The rise and the time course of the voltage are chosen in such a way that the typical curves of antioxidants can be measured particularly well. In the voltage or current curves, the potential of the peak indicates the type of additive and the maximum current flow indicates the concentration of this additive.


The RULER gives a number as measurement result, corresponding to the concentration of the oxidation inhibitor to be measured. This measurement result is compared with the fresh oil sample of a lubricant with the same formulation. By trend analysis or comparison with similar aggregates, it is possible to observe exactly when the quality of the oil drops sharply. On this basis, the remaining service life of the lubricant can now be calculated.

The plant is filled with 1,600 l of an EP turbine oil. OELCHECK has been performing regular lubricant analyses for 3 years. It was found that the phosphorus basic additive level has slowly decreased. However, because there was hardly any change in the AN, it could be assumed that only minor oxidation or aging of the oil had occurred.

However, a routine opening of the gearbox revealed heavy varnish-like deposits on a pair of gears.

As a result, a used and fresh oil sample were immediately examined by OELCHECK using the RULER. Comparison of the analytical data showed very clearly that one of the two oxidation inhibitor types was almost completely degraded. Thus, it became clear that strong local overheating occurs in the gearbox of the turbo compressor, which consumes the phenolic oxidation inhibitor to such an extent that the varnish-like dark deposits are formed on the gear in the places that are warm compared to the environment. Of course, an immediate oil change was advised, because a subsequent adding of additives to the relatively small amount of oil was out of the question.


The RULER does not replace infrared spectroscopy, which provides information on base oil oxidation and aging. It is used by OELCHECK as an additional tool for determining concentrations of active ingredients intended to reduce aging of the base oil. It is particularly helpful in assessing whether a condition-based oil change needs to be performed.

Based on the RULER number, OELCHECK determines the remaining antioxidant capacity in mineral oil-based turbine oils, synthetic hydraulic and gear oils and in lubricating greases as part of trend analyses. From this, OELCHECK draws conclusions about the optimum intervals for changing the oil or the relubrication intervals for grease, among other things.

Changes in base oils and additives also result in adjustments to lubricant analytics.

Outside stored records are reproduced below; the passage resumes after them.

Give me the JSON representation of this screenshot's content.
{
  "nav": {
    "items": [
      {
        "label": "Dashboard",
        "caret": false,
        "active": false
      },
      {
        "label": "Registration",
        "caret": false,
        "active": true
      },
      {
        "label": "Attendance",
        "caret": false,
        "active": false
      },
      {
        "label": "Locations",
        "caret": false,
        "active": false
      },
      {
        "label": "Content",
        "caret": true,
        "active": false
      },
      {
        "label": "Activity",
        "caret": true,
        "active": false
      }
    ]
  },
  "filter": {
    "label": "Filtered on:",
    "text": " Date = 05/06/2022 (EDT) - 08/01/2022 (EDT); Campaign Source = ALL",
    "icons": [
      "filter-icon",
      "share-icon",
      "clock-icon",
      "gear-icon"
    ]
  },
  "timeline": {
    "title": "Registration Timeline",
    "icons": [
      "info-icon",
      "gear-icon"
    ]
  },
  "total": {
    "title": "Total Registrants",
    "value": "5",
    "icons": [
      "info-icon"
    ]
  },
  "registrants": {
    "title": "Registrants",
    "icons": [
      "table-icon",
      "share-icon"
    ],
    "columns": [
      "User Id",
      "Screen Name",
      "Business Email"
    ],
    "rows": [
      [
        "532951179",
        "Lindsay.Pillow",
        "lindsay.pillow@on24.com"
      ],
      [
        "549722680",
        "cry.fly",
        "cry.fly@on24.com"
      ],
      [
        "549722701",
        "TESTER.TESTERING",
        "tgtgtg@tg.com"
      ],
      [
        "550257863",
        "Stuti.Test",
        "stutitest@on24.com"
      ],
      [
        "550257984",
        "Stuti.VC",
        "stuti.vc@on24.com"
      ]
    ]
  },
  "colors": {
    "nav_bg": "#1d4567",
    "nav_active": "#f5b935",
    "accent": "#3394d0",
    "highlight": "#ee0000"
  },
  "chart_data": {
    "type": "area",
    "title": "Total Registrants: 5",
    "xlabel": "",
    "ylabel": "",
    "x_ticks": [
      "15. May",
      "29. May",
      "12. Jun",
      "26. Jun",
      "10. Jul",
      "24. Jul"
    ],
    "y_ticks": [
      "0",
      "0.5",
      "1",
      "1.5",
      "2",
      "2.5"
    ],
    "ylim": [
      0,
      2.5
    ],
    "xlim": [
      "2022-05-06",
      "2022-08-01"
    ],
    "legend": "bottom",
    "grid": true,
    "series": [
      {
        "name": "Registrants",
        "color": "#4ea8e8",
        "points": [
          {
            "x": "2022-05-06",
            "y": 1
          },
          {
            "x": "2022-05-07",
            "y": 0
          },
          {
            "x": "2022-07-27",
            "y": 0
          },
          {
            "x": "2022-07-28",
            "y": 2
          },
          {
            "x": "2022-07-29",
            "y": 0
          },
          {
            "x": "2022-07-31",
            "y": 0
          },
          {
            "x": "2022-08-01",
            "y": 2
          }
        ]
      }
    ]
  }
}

Turbine oils based on conventional base oils (API group I) predominantly contained phenolic antioxidants in relatively high concentrations, combined with amines, sulfides or phosphates. Modern turbine oils based on base oils of API Group II (hydrotreated), Group III (hydrocracked) or Group IV (PAO) contain mostly aminic antioxidants combined with phenols, the latter, however, only in low concentrations.

While the measurement of aminic antioxidants in modern turbine oils using RULER still works reliably, the reproducibility of the measurement of phenolic antioxidants is significantly impaired due to the very low concentration.

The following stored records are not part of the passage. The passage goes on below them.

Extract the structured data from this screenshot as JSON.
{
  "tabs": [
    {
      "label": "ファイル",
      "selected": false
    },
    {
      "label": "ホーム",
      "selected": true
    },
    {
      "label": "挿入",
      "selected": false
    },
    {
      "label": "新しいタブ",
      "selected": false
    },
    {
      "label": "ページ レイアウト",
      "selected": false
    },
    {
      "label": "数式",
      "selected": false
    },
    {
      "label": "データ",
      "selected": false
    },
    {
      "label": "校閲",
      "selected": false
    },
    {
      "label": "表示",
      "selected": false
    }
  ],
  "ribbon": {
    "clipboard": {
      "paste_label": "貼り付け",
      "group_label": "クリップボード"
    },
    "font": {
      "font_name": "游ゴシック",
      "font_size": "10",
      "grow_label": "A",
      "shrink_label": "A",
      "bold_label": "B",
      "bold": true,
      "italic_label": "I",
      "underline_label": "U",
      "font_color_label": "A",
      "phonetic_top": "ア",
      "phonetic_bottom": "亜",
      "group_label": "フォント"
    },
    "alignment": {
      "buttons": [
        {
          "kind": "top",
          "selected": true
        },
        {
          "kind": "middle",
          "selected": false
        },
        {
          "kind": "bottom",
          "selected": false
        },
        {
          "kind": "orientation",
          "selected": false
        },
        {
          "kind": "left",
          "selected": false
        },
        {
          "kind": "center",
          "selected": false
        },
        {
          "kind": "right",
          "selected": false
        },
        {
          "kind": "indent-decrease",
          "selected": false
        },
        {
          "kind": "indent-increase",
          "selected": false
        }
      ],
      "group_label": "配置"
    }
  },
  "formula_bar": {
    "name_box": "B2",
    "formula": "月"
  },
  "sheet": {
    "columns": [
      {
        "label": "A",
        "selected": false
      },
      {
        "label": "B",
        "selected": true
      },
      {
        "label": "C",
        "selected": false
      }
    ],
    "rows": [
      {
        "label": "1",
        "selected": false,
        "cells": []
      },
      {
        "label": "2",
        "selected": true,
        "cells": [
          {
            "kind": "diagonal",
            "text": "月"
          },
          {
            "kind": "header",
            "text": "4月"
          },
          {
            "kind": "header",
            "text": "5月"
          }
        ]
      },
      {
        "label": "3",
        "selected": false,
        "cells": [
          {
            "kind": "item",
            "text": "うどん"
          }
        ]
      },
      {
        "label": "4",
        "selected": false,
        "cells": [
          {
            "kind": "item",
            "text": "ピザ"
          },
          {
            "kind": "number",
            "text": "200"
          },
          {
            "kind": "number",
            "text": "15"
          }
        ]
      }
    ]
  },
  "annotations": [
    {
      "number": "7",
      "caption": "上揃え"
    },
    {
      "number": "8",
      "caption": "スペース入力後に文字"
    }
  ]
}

Phenolic antioxidants by infrared spectroscopy

Extensive studies have shown that phenolic antioxidants can be determined more reliably by FT-IR spectroscopy, especially at low concentrations.

The aminic antioxidants can also be detected by FT-IR. However, the "adjacent" wavenumber ranges exhibit interference with other influences. Nevertheless, the repeatability of the quantitative assessment of aminic antioxidants is compromised. In this case, the determination by means of RULER provides significantly more stable results.

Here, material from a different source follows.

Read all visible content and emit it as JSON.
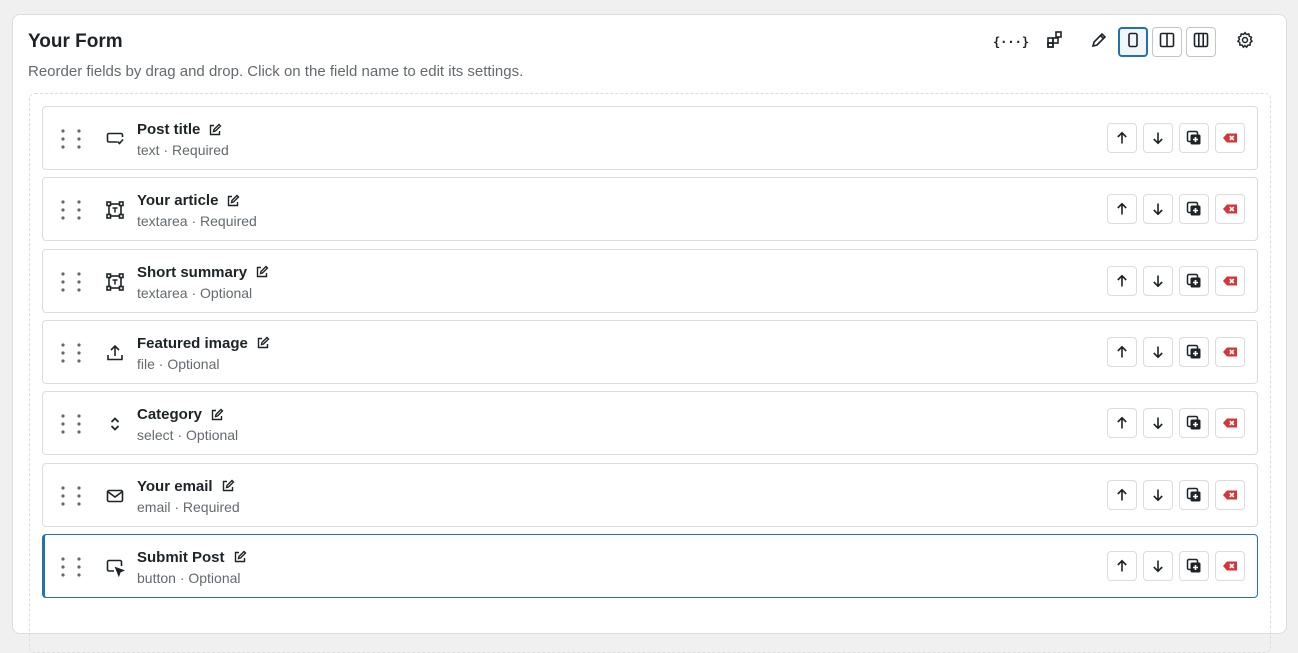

Taking this state of affairs into account, OELCHECK has decided to adapt its monitoring concept. In turbine oils, phenolic antioxidants are determined by FT-IR, and aminic AO by RULER. As before, both values are given in % of residual AO compared to fresh oil.

For you, nothing changes in the basic procedure. However, you will receive results that provide more confidence in interpreting the lab results.